This semester, though, marks the turning point. The line seperating practice and preparation with reality is about to be seriously blurred. With some help, some luck and some perserverence, I’ll be covering and publishing my first real stories. This is where the root ends and the tree begins.


But, first, a quick look at the Root. And what better than a review of my beat request essay, to remember where I stood when I stood at the turning point?

The day I decided to go into journalism, I was sitting in the lounge at my residence hall with a stack of twenty books, furiously researching indigenous reindeer herders. I was fascinated by this group, which forms a cultural continuum from the westernmost Siberia, across the vastness of northern Russia and all the way to Finland, Sweden, and Norway– even as climate, ethnic appearance, and languages change slowly but greatly over thousands of barely populated miles. I wanted to go live with these people, to taste reindeer milk, hear shamans sing out the essence of a friend or an inlet, and hear my breath crackle as it freezes in the still arctic air at forty degrees below zero. I wanted to write about them and take pictures of them and show the world how amazing they were. It was a feeling I’d had before and have had many times since – a friend of mine suggested I go into journalism, and things seemed to snap into place.

I was born in Boston but raised almost exclusivelyin Missouri. I spent my childhood eating fruits and leaves in the woods behind my house, catching minnows in clear cold streams and camping in the Ozarks. As I grew up, I raised my eyes to the horizon, but what I was seeking was the same – a sense of place that pulled in all the senses. Nature and travel both near and far have always been my passion. I’m also very interested in languages (I am fluent in Spanish, German, and Norwegian and have also studied Catalan, Japanese, Italian, Finnish and Basque.) I’m interested in cultures and cultural landscapes at all depths – I love photographing picture perfect towns and colourful festivities as well as digging deeper into the roots and fault lines of identity. 

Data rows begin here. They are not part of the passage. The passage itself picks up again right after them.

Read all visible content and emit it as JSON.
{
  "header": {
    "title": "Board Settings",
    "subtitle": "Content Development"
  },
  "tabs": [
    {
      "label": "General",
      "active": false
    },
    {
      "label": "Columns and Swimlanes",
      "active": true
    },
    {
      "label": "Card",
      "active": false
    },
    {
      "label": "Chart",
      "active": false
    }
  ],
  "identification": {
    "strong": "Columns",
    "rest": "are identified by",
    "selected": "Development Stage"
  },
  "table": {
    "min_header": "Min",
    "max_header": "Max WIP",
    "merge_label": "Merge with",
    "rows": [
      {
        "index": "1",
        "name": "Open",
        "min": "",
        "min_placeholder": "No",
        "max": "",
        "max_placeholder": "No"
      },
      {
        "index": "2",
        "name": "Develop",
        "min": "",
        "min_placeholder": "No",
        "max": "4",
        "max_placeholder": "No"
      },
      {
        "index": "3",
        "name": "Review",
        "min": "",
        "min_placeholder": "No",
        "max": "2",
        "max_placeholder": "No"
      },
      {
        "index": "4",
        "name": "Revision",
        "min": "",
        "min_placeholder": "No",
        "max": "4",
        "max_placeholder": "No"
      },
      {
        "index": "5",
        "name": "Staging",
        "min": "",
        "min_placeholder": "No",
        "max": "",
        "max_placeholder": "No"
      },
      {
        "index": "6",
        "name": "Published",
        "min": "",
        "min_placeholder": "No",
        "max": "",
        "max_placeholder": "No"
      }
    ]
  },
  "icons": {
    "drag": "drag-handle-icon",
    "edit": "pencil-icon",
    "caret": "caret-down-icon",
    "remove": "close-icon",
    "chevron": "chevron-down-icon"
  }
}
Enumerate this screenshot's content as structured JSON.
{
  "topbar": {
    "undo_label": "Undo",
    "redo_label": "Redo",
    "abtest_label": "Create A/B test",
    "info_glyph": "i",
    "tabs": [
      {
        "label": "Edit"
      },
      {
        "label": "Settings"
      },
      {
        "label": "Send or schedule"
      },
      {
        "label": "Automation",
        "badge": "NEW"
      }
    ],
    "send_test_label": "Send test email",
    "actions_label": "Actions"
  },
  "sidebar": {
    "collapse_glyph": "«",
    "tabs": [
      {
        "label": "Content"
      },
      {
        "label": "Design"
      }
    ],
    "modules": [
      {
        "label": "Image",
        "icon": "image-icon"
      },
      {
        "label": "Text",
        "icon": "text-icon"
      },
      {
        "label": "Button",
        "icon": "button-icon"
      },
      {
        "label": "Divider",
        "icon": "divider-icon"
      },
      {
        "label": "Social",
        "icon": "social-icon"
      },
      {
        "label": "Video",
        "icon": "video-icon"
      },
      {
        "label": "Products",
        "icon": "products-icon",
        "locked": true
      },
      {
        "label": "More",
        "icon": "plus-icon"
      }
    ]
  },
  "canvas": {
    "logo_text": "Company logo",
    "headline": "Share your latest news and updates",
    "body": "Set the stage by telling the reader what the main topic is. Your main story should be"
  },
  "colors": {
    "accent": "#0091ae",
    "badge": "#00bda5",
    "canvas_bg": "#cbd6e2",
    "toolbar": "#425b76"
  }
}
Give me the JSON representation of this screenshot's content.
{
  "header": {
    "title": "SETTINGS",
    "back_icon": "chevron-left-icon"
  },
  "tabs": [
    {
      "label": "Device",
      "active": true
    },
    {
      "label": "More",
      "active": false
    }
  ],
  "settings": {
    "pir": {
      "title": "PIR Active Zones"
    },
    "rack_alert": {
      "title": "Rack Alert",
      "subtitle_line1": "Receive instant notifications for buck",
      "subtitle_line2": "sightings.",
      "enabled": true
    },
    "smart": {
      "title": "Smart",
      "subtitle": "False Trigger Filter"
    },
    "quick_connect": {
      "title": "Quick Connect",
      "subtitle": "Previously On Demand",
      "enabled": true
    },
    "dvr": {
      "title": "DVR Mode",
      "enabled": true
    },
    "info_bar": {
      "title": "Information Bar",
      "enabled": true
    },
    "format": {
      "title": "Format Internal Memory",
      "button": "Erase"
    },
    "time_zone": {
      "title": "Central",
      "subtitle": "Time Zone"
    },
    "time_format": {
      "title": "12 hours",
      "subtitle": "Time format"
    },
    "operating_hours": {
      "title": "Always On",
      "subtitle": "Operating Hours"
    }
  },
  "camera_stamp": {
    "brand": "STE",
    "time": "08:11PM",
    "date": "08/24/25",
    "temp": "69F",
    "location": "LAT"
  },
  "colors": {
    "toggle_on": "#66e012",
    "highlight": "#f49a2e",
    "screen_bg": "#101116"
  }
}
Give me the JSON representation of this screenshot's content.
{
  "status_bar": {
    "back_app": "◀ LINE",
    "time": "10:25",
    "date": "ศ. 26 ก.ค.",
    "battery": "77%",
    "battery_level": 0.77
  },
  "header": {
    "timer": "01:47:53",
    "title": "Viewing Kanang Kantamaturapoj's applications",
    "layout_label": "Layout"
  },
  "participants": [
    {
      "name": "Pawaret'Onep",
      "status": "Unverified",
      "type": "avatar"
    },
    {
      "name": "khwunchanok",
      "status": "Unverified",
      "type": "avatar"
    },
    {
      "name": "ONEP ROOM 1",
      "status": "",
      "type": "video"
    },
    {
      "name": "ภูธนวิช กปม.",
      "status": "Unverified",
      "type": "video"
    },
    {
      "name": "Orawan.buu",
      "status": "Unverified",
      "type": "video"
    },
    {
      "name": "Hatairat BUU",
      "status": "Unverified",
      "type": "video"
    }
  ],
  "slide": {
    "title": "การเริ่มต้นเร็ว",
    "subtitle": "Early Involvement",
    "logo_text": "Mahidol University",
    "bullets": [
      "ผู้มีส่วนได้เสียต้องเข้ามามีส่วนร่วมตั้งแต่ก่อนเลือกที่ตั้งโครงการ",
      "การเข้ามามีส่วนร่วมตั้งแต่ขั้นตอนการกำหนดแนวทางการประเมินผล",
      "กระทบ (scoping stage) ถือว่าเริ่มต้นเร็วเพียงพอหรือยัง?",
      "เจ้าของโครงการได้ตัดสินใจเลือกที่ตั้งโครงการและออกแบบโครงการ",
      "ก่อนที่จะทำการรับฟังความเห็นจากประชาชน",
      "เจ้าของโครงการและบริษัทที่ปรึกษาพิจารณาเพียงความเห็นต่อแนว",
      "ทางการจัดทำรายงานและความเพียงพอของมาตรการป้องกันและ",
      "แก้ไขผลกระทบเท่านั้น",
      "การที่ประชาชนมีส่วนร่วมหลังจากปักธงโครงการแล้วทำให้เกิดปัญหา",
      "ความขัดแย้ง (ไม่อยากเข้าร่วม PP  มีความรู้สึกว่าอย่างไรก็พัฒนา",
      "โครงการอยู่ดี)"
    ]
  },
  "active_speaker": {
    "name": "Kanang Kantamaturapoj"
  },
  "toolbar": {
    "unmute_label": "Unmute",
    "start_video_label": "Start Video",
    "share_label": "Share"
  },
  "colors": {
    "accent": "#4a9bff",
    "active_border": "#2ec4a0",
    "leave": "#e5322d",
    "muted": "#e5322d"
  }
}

My dream is to be a travel journalist someday. To this end, I attended the travel journalism conference in Kansas City last fall, where I got to meet lots of people in the field and learned a lot about how they interact with the tourism bureaus, restaurant owners, etc. I have spent the last year studying abroad and this semester I am working on the MU Study Abroad blog.  As this niche of journalism doesn’t fit neatly into any of the beats, I feel relatively flexible about my placement. I have almost no interest in sports and am not overly fascinated by government – what intrigues me is what goes on at the personal and cultural levels – portraits of interesting people, feeling out the pulse of a community or subculture, etc. I would love to have the chance to do some photography as well as writing – although the written word is my first focus, in my career I hope to be comfortable with both media.

Next semester I am planning to focus on my studies, as I’ve heard that Reporting isan extremely demanding class. However, I am taking a relatively full courseload as I am working towards a dual degree. There is also a chance I may study abroad next spring, but I can’t imagine how that would effect the fall semester.


I didn’t actually request a beat. With all due respect, I wasn’t super interested in any of the beats offered. Not that I didn’t think they were interesting or worth reporting on, they just weren’t me. But I figured I could get through a semester reporting on just about anything (well, readers might suffer if I was assigned to Sports, but even then I guess I’d give it a go from the human interest and off-the-field perspective!)

For once, my honesty paid off. Or at least, that seems to be the way things are going. I was placed in the Enterprise beat, which means I can basically pick and pursue my own stories, take up whatever falls through the cracks of the other beats. It’s really perfect, and I can’t wait to see where it’s going to take me.